Segment Start: Entries shown
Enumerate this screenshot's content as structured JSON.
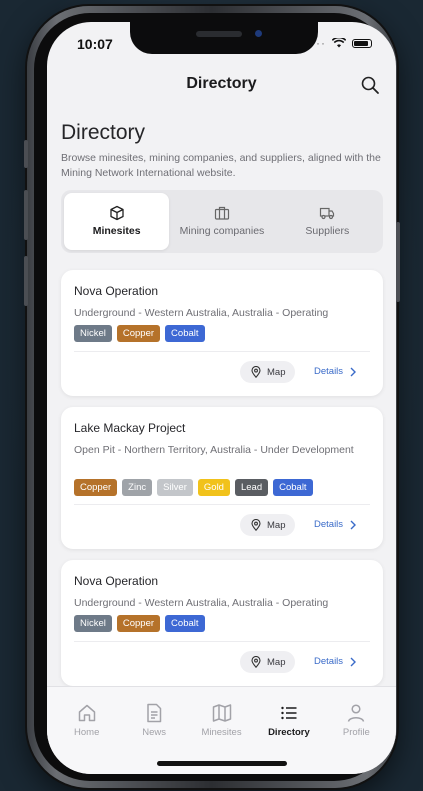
{
  "status": {
    "time": "10:07"
  },
  "nav": {
    "title": "Directory"
  },
  "heading": "Directory",
  "subheading": "Browse minesites, mining companies, and suppliers, aligned with the Mining Network International website.",
  "segments": [
    {
      "label": "Minesites",
      "icon": "cube-icon",
      "active": true
    },
    {
      "label": "Mining companies",
      "icon": "briefcase-icon",
      "active": false
    },
    {
      "label": "Suppliers",
      "icon": "truck-icon",
      "active": false
    }
  ],
  "cards": [
    {
      "title": "Nova Operation",
      "subtitle": "Underground - Western Australia, Australia - Operating",
      "tags": [
        {
          "label": "Nickel",
          "color": "#6e7a88"
        },
        {
          "label": "Copper",
          "color": "#b5722a"
        },
        {
          "label": "Cobalt",
          "color": "#3d68d4"
        }
      ],
      "map_label": "Map",
      "details_label": "Details"
    },
    {
      "title": "Lake Mackay Project",
      "subtitle": "Open Pit - Northern Territory, Australia - Under Development",
      "tags": [
        {
          "label": "Copper",
          "color": "#b5722a"
        },
        {
          "label": "Zinc",
          "color": "#9fa3a8"
        },
        {
          "label": "Silver",
          "color": "#c3c6ca"
        },
        {
          "label": "Gold",
          "color": "#f1c21b"
        },
        {
          "label": "Lead",
          "color": "#5a5d62"
        },
        {
          "label": "Cobalt",
          "color": "#3d68d4"
        }
      ],
      "map_label": "Map",
      "details_label": "Details"
    },
    {
      "title": "Nova Operation",
      "subtitle": "Underground - Western Australia, Australia - Operating",
      "tags": [
        {
          "label": "Nickel",
          "color": "#6e7a88"
        },
        {
          "label": "Copper",
          "color": "#b5722a"
        },
        {
          "label": "Cobalt",
          "color": "#3d68d4"
        }
      ],
      "map_label": "Map",
      "details_label": "Details"
    }
  ],
  "tabs": [
    {
      "label": "Home",
      "icon": "home-icon",
      "active": false
    },
    {
      "label": "News",
      "icon": "news-icon",
      "active": false
    },
    {
      "label": "Minesites",
      "icon": "map-icon",
      "active": false
    },
    {
      "label": "Directory",
      "icon": "list-icon",
      "active": true
    },
    {
      "label": "Profile",
      "icon": "profile-icon",
      "active": false
    }
  ],
  "colors": {
    "accent": "#3a6bc9",
    "background": "#f2f2f4"
  }
}
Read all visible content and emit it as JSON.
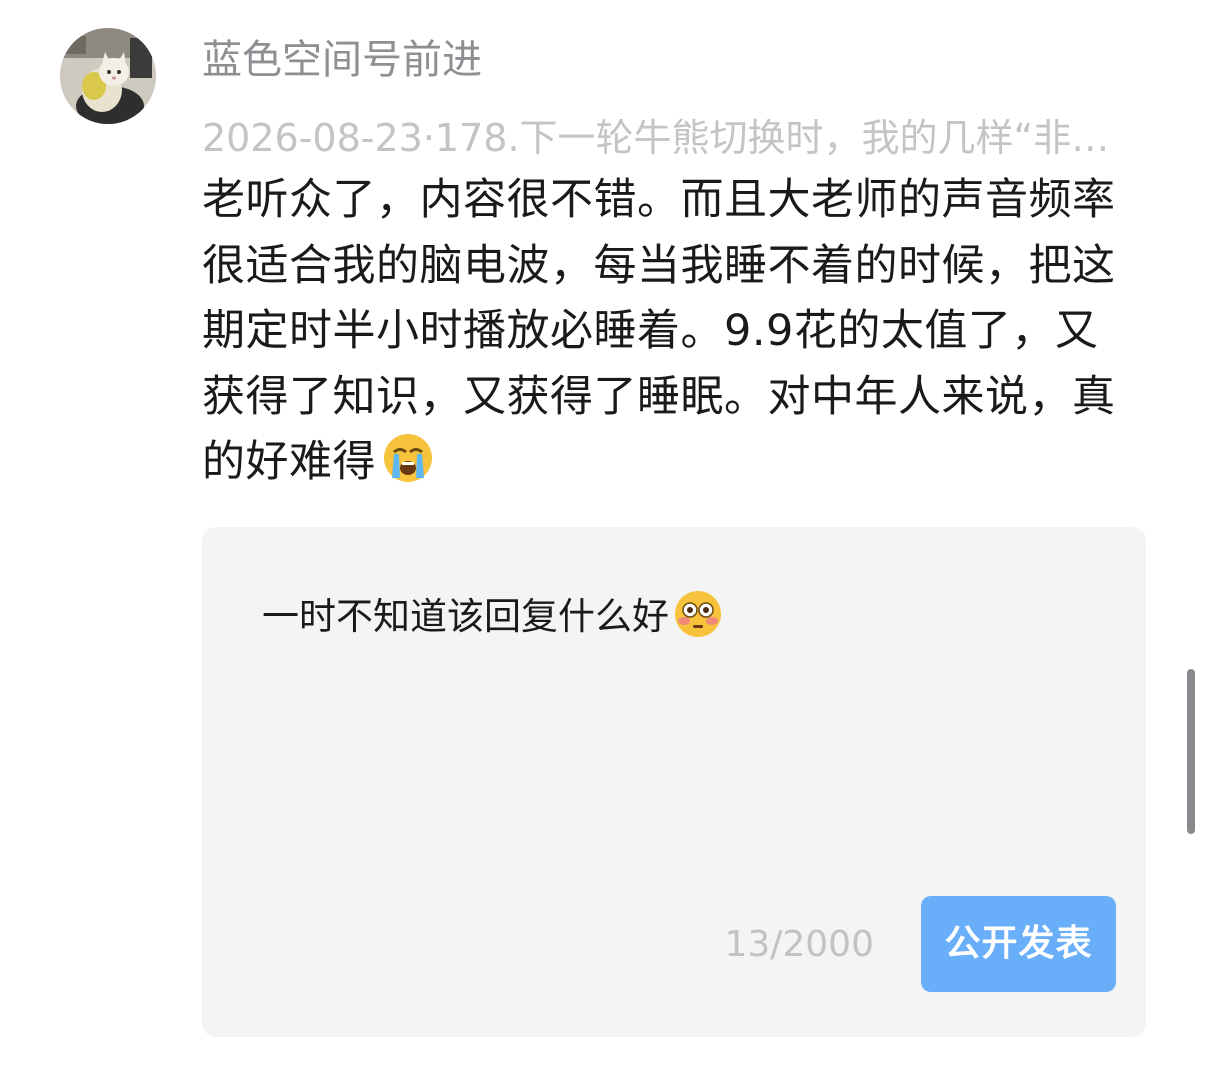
{
  "comment": {
    "username": "蓝色空间号前进",
    "quote": "2026-08-23·178.下一轮牛熊切换时，我的几样“非…",
    "body": "老听众了，内容很不错。而且大老师的声音频率很适合我的脑电波，每当我睡不着的时候，把这期定时半小时播放必睡着。9.9花的太值了，又获得了知识，又获得了睡眠。对中年人来说，真的好难得",
    "emoji": "loudly-crying-face"
  },
  "reply": {
    "text": "一时不知道该回复什么好",
    "emoji": "flushed-face",
    "counter": "13/2000",
    "publish_label": "公开发表",
    "button_color": "#68aef9"
  }
}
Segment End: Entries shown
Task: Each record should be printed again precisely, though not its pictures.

Output of the exercise:
Enumerate this screenshot's content as structured JSON.
{
  "status": {
    "time": "10:07"
  },
  "nav": {
    "title": "Directory"
  },
  "heading": "Directory",
  "subheading": "Browse minesites, mining companies, and suppliers, aligned with the Mining Network International website.",
  "segments": [
    {
      "label": "Minesites",
      "icon": "cube-icon",
      "active": true
    },
    {
      "label": "Mining companies",
      "icon": "briefcase-icon",
      "active": false
    },
    {
      "label": "Suppliers",
      "icon": "truck-icon",
      "active": false
    }
  ],
  "cards": [
    {
      "title": "Nova Operation",
      "subtitle": "Underground - Western Australia, Australia - Operating",
      "tags": [
        {
          "label": "Nickel",
          "color": "#6e7a88"
        },
        {
          "label": "Copper",
          "color": "#b5722a"
        },
        {
          "label": "Cobalt",
          "color": "#3d68d4"
        }
      ],
      "map_label": "Map",
      "details_label": "Details"
    },
    {
      "title": "Lake Mackay Project",
      "subtitle": "Open Pit - Northern Territory, Australia - Under Development",
      "tags": [
        {
          "label": "Copper",
          "color": "#b5722a"
        },
        {
          "label": "Zinc",
          "color": "#9fa3a8"
        },
        {
          "label": "Silver",
          "color": "#c3c6ca"
        },
        {
          "label": "Gold",
          "color": "#f1c21b"
        },
        {
          "label": "Lead",
          "color": "#5a5d62"
        },
        {
          "label": "Cobalt",
          "color": "#3d68d4"
        }
      ],
      "map_label": "Map",
      "details_label": "Details"
    },
    {
      "title": "Nova Operation",
      "subtitle": "Underground - Western Australia, Australia - Operating",
      "tags": [
        {
          "label": "Nickel",
          "color": "#6e7a88"
        },
        {
          "label": "Copper",
          "color": "#b5722a"
        },
        {
          "label": "Cobalt",
          "color": "#3d68d4"
        }
      ],
      "map_label": "Map",
      "details_label": "Details"
    }
  ],
  "tabs": [
    {
      "label": "Home",
      "icon": "home-icon",
      "active": false
    },
    {
      "label": "News",
      "icon": "news-icon",
      "active": false
    },
    {
      "label": "Minesites",
      "icon": "map-icon",
      "active": false
    },
    {
      "label": "Directory",
      "icon": "list-icon",
      "active": true
    },
    {
      "label": "Profile",
      "icon": "profile-icon",
      "active": false
    }
  ],
  "colors": {
    "accent": "#3a6bc9",
    "background": "#f2f2f4"
  }
}
Read all visible content and emit it as JSON.
{
  "comment": {
    "username": "蓝色空间号前进",
    "quote": "2026-08-23·178.下一轮牛熊切换时，我的几样“非…",
    "body": "老听众了，内容很不错。而且大老师的声音频率很适合我的脑电波，每当我睡不着的时候，把这期定时半小时播放必睡着。9.9花的太值了，又获得了知识，又获得了睡眠。对中年人来说，真的好难得",
    "emoji": "loudly-crying-face"
  },
  "reply": {
    "text": "一时不知道该回复什么好",
    "emoji": "flushed-face",
    "counter": "13/2000",
    "publish_label": "公开发表",
    "button_color": "#68aef9"
  }
}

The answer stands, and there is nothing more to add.